Watch out with Bolivian IPE for decks…nowhere as trouble free as Brazilian variety. MUST BE SANDED each year to remove checking and then two costs of Tung oil. Wood also moves a lot so expect gaps here and there.
I make segmented bowls, among other things. I have a request from a customer for a salad bowl made from IPE. From reading the comments and specs, it looks like a waste of time. Any suggestions?
Why do you say it would be a waste of time?
I don’t have carbide turning tools, and it sounds like HSS dulls very quickly, so lots of sharpening after very little turning. I’m also concerned about glue joints holding. In a segmented bowl, there are lots of end-grain glue joints.
It’s hard to say how things will hold together long term, but I think most problems with ipe glue joints have to do with being in direct sunlight and heating up. I’ve done a segmented turning in ipe, and I didn’t find it to be too much different than other exotics in terms of how it handled or glued. If I remember correctly, I believe I used polyurethane glue to hold things together.
Thanks Eric. I’ll give it a shot.
have you thought about using epoxy ? I use it with great success with hard to glue woods
Although most/all typical epoxies can/do have issues with UV light, Salt Water, Harsh Weather in general; I’ve recently rediscovered “Resorcinol-based” glue for outdoor/exterior applications – I’ve worked with it a lot in my distant past when rebuilding/repairing Boat Docks in marinas. Wooden Boat Builders use it as well. It’s well known to do extremely well with bonding oily exotic woods such as teak. It’s a two-part system, so typically a powder mixed into a liquid resin, but 2 liquids are also available. NOTE: most Resorcinol ones contain FORMALDEHYDE, so not a good choice for Eating/Food/Bathing applications? I have not dug… Read more »
Wipe it down with acetone where you’re putting glue. The acetone cuts the surface enough to allow a good glue joint. This is a handy treatment for any hard-to-glue joints.
Has anyone experienced an allergic reaction to an IPE wood deck?
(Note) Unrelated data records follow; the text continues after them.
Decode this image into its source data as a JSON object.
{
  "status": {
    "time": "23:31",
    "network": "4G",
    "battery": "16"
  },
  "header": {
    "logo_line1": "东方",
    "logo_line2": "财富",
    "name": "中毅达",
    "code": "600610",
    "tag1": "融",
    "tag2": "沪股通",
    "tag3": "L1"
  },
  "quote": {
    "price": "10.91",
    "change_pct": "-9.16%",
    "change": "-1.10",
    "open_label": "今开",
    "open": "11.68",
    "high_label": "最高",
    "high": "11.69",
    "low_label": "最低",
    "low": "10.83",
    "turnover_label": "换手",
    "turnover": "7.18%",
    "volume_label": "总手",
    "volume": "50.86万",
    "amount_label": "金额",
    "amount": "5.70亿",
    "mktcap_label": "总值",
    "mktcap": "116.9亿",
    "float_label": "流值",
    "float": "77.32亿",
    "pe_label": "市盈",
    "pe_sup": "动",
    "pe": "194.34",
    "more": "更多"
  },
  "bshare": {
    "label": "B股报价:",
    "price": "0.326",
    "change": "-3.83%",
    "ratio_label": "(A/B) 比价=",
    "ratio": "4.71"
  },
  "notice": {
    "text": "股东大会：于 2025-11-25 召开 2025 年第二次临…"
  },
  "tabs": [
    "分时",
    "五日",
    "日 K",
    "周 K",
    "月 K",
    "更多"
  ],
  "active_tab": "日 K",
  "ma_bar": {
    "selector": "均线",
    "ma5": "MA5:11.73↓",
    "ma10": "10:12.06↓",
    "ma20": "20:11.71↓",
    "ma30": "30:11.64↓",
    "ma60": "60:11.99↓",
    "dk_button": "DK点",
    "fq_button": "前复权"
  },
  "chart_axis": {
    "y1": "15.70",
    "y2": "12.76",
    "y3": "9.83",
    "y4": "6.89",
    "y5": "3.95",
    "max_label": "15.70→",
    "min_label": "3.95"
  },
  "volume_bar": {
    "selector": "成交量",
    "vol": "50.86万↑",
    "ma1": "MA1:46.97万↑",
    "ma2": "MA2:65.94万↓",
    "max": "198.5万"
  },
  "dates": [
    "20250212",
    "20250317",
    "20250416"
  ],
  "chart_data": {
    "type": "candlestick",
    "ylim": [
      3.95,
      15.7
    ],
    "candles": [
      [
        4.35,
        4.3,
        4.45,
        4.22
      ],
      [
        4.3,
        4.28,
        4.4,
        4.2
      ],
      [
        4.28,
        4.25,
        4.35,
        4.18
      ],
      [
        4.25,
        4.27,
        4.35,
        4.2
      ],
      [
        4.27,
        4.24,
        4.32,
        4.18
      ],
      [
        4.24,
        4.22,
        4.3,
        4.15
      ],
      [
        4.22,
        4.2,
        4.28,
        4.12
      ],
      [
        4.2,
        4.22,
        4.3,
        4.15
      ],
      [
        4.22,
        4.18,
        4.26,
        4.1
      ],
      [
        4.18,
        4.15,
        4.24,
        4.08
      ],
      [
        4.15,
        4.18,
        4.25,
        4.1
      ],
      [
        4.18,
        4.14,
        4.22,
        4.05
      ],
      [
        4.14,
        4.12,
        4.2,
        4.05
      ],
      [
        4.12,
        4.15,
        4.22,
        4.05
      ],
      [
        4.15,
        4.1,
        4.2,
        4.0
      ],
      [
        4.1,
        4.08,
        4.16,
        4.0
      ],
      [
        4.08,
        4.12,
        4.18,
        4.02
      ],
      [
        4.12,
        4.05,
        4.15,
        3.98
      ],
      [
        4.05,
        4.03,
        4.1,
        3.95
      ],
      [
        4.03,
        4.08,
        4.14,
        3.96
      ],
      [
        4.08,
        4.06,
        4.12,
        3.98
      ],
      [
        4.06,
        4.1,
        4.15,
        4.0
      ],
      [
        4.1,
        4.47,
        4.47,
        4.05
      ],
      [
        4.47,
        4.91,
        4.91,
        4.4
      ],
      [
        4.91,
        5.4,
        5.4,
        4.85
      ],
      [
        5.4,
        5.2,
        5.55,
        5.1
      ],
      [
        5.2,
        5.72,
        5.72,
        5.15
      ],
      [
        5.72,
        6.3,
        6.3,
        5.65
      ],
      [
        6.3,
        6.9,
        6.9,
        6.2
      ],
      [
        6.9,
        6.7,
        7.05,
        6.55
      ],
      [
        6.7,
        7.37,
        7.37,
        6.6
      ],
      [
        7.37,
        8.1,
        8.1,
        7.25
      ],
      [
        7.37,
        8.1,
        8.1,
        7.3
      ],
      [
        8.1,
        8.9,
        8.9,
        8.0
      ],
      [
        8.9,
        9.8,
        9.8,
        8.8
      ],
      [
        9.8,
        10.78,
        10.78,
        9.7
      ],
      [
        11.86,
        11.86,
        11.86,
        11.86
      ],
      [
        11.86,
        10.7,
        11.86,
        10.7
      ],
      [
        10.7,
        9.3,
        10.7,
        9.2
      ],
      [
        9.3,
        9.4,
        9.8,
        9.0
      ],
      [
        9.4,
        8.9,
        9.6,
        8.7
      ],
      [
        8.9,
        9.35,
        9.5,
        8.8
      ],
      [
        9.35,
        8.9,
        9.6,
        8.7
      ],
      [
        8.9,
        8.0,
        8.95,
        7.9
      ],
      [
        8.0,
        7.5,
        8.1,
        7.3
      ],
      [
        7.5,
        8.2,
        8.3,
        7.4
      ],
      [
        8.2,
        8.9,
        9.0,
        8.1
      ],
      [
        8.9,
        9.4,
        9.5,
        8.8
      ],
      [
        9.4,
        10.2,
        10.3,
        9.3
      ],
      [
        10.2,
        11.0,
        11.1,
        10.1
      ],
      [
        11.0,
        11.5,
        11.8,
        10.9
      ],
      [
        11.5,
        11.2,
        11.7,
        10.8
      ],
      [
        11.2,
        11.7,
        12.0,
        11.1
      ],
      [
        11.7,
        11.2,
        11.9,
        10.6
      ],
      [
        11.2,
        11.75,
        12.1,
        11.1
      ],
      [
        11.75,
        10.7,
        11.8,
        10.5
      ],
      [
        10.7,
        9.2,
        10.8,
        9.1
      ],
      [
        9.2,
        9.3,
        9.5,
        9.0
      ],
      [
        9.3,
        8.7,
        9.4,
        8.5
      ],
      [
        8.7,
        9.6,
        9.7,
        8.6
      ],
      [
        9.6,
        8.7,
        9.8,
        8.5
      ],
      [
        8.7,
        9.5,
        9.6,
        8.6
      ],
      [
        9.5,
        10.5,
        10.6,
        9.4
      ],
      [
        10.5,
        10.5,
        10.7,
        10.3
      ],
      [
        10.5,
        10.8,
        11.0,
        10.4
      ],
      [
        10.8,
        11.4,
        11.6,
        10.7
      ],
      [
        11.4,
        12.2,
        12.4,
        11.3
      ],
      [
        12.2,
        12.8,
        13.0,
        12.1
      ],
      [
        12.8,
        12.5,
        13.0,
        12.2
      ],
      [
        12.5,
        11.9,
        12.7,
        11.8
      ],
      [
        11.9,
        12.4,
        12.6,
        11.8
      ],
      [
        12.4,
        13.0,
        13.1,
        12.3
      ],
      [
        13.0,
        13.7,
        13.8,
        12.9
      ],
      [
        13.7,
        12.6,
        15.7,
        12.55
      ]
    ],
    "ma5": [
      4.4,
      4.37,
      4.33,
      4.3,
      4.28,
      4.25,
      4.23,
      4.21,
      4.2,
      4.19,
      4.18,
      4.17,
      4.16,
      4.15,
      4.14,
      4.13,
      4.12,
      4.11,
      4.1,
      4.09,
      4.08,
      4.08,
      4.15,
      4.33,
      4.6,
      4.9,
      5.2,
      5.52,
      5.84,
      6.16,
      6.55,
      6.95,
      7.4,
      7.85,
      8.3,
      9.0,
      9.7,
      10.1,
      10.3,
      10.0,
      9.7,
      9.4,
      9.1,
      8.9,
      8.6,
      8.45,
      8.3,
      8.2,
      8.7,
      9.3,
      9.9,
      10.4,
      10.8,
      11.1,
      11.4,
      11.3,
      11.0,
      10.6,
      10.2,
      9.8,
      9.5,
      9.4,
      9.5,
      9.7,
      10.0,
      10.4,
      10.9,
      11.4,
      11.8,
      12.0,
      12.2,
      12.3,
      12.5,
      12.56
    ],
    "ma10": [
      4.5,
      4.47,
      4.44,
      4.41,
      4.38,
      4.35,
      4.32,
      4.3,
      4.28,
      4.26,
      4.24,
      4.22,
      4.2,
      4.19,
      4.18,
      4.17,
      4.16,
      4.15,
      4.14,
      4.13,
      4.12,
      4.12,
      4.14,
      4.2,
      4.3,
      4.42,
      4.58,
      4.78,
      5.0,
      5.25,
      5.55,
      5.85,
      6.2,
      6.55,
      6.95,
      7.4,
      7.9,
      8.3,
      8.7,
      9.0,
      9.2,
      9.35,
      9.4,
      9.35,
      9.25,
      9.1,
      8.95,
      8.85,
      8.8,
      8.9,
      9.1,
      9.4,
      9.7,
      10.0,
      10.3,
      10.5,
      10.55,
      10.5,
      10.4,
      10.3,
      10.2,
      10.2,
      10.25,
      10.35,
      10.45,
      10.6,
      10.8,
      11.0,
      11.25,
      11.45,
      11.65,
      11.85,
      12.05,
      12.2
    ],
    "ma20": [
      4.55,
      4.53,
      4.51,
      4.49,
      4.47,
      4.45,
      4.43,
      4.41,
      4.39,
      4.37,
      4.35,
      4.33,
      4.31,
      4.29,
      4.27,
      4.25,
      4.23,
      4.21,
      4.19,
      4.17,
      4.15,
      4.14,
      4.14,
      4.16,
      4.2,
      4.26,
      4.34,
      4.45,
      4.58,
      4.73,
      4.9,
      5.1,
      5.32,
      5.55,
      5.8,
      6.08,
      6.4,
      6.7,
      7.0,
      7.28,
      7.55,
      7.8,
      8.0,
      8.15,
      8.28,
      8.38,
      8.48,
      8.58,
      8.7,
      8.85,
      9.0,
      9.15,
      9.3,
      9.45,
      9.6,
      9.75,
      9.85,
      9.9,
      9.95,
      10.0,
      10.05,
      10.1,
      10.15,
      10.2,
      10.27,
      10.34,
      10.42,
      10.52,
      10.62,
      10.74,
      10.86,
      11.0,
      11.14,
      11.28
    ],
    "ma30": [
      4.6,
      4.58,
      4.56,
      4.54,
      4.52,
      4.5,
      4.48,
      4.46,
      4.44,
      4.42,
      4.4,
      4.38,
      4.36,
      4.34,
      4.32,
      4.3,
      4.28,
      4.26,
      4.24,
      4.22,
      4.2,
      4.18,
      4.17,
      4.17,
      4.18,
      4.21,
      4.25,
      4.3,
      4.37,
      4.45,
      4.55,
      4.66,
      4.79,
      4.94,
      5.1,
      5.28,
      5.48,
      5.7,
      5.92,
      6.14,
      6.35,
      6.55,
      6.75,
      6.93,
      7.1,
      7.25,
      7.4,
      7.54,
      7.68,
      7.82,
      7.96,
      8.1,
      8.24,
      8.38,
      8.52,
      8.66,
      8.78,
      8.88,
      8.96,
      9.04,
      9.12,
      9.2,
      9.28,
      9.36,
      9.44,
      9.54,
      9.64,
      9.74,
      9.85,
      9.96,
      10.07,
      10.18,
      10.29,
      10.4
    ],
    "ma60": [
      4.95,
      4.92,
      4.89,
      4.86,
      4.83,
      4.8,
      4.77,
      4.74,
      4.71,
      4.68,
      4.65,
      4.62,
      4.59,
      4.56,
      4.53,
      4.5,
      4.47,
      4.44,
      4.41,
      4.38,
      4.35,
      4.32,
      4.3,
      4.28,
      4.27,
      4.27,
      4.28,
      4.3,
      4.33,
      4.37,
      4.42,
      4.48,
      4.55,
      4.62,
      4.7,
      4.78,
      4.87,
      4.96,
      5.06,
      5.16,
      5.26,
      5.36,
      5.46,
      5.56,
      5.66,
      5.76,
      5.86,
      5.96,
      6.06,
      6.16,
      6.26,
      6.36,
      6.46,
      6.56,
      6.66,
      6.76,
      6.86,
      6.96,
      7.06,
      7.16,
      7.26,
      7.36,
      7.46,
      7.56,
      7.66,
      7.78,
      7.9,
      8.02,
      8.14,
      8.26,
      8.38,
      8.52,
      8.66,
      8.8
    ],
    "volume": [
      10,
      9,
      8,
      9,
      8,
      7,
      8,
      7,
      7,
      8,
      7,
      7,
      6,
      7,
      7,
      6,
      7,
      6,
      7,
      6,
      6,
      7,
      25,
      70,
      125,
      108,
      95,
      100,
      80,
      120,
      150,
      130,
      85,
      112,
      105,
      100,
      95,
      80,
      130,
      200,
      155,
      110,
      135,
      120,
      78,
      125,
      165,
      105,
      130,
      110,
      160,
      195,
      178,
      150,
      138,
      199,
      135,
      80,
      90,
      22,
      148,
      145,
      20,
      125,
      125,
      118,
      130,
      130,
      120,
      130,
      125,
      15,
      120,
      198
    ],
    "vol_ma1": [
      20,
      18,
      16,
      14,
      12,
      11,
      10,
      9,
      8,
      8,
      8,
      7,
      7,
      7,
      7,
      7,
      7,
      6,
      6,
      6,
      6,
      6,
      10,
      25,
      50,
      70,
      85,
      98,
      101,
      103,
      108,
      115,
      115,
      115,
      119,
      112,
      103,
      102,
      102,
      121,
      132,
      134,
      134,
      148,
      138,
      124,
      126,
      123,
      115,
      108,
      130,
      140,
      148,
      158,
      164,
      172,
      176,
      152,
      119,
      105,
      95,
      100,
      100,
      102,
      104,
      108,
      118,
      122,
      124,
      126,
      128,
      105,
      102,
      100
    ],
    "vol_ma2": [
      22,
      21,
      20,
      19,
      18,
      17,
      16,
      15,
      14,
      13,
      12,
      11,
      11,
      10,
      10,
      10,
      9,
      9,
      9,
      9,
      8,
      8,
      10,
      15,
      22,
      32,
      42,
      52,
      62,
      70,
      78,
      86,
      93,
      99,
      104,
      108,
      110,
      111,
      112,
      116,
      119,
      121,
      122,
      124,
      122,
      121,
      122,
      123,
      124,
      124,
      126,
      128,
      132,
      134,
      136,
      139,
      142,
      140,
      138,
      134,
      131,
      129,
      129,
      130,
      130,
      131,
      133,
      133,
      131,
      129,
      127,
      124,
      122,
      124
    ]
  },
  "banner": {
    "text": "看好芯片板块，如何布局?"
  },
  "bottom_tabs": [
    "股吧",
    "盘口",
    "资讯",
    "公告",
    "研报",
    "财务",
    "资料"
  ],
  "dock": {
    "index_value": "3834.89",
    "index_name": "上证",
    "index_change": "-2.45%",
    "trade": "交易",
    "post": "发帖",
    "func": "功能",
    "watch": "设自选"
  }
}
This wood is not sustainably harvested. I would like to use it on my new deck but will not do so. https://www.terramai.com/blog/ipe-environmental-sourcing-issues/
Bolivian is sustainable, Brazilian is not. It is very popular and takes a longtime to regrow.